Two to three minutes per side, sear the chops on the highest-temperature portion of the grill. This will result in exquisite grill marks on the steaks. Once both sides have been seared, transfer the chops to medium heat and continue cooking for an additional three to seven minutes per side.
Utilize a meat thermometer to determine whether the chops are done at an internal temperature if you have any concerns. Verify that the temperature falls within the range of 145°F to 160°F.
Once the pork chops have attained the desired temperature, remove them from the heat and allow them to rest for at least three minutes, uncut, on a plate. This helps to maintain the liquids’ optimal flavor!
5. How to Grill Pork Tenderloin
Although pork chops require less time to grill than pork tenderloin, the two can still be prepared in a hurry for a weeknight meal. Remove the seasoned tenderloin from the refrigerator and let it rest for thirty minutes at room temperature. While you wait, preheat a single section of the barbecue to a high temperature.

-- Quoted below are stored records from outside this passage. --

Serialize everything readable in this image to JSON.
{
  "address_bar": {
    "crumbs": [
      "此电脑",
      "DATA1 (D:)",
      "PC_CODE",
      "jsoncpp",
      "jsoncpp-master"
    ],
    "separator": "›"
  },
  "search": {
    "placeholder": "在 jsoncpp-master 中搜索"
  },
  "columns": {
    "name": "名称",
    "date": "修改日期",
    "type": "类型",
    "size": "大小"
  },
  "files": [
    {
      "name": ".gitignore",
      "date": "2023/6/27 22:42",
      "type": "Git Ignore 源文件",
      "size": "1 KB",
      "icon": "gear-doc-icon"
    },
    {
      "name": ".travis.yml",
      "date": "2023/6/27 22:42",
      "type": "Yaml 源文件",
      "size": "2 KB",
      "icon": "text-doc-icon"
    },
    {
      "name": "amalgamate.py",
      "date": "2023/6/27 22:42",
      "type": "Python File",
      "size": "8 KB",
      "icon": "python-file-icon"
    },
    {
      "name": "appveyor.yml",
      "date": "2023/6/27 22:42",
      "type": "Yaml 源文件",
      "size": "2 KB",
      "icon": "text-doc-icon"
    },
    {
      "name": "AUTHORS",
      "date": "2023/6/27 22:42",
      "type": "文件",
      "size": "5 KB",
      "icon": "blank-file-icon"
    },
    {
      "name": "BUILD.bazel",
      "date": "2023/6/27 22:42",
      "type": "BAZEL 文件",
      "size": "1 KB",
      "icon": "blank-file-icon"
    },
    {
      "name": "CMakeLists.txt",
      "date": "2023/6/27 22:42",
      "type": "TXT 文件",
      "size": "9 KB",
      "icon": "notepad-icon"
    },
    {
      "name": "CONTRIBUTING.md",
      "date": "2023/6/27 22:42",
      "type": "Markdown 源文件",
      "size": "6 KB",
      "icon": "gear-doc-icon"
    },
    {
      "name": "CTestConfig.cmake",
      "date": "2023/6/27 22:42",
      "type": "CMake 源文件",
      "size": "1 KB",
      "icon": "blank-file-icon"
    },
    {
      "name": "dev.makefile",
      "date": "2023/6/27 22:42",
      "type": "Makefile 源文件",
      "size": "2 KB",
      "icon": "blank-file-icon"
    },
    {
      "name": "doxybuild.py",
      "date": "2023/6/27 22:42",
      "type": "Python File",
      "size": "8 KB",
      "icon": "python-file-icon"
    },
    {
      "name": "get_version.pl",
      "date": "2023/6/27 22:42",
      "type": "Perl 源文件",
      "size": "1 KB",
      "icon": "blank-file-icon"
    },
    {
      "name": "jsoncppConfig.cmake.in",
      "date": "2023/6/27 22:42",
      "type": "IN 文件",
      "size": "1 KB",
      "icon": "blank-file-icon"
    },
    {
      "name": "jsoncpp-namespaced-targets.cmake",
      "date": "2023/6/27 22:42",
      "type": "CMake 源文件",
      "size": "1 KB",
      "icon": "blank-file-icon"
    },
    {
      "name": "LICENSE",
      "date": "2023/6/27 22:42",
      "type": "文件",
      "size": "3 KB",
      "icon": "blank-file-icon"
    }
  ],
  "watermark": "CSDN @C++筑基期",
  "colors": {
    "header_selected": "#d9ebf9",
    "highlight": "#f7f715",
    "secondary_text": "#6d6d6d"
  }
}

After preheating the grill to high heat, proceed to cover the tenderloin with the lid. Lift the lid, rotate the tenderloin after approximately three to five minutes, and re-cover by closing the lid. Once the meat has been cooked for an additional three to five minutes on the second side, transfer it to a region of the grill characterized by low, indirect heat. Flip once more after three to four minutes have passed.
You may now proceed with the internal temperature inspection. Ensure that the thermometer is inserted into the thickest portion of the tenderloin. It is done when it reaches 145°F to 160°F.
Ten minutes after removing the tenderloin from the grill, allow it to settle. By tent-folding aluminum foil over the plate, heat can be retained.
How to Grill Pork Butt
Although pork butts grill easily, they necessitate an alternative cooking method compared to more delicate portions of flesh. By adopting a low and gradual approach, you will be employing indirect heat rather than the high heat of the grill.
When it is time to preheat the grill, strive for a temperature between 250 and 200 degrees Fahrenheit. When cooking pork on a gas barbecue, position it away from the flame. Stack the white-hot briquettes on one side of a charcoal grill while positioning the pork on the opposite side.
To enhance the smoky flavor, wood particles may be positioned in close proximity to the heat source. Chips made from hickory and apple that have been immersed in water for several hours are effective.
After placing the pork butt on the grill, exercising forbearance becomes necessary. While stepping away, cover the grill and raise the lid to inspect the heat and make any necessary adjustments. Although pork butt becomes technically safe to consume at 160°F, it must reach 190°F in order to become tender enough to separate. Although the exact duration may vary depending on the butt’s dimensions, the cooking procedure typically lasts between four and six hours.
After the pork butt has been cooked to the ideal temperature, evacuate it from the heat, cover it with aluminum foil, and permit it to cool for a minimum of 30 minutes. Once it has cooled, shred it with a utensil before adding your preferred sauce.
Start with High-Quality Pork for the Best Results
After mastering the craft of grilling pork, the most difficult aspect will be choosing which cut to consume first. Whether you are preparing pork steaks, pork shoulders, or pork shoulders for the grill, Coleman Natural has the pork of the highest quality that you require. All of our animals are 100% American Humane Certified and reared crate-free on family farms in the United States, without the addition of hormones or antibiotics.
Therefore, preheat the grill, procure some of your preferred pork, and prepare a satisfying meal for the entire family.
Read Also:- How to Cook Pork Chops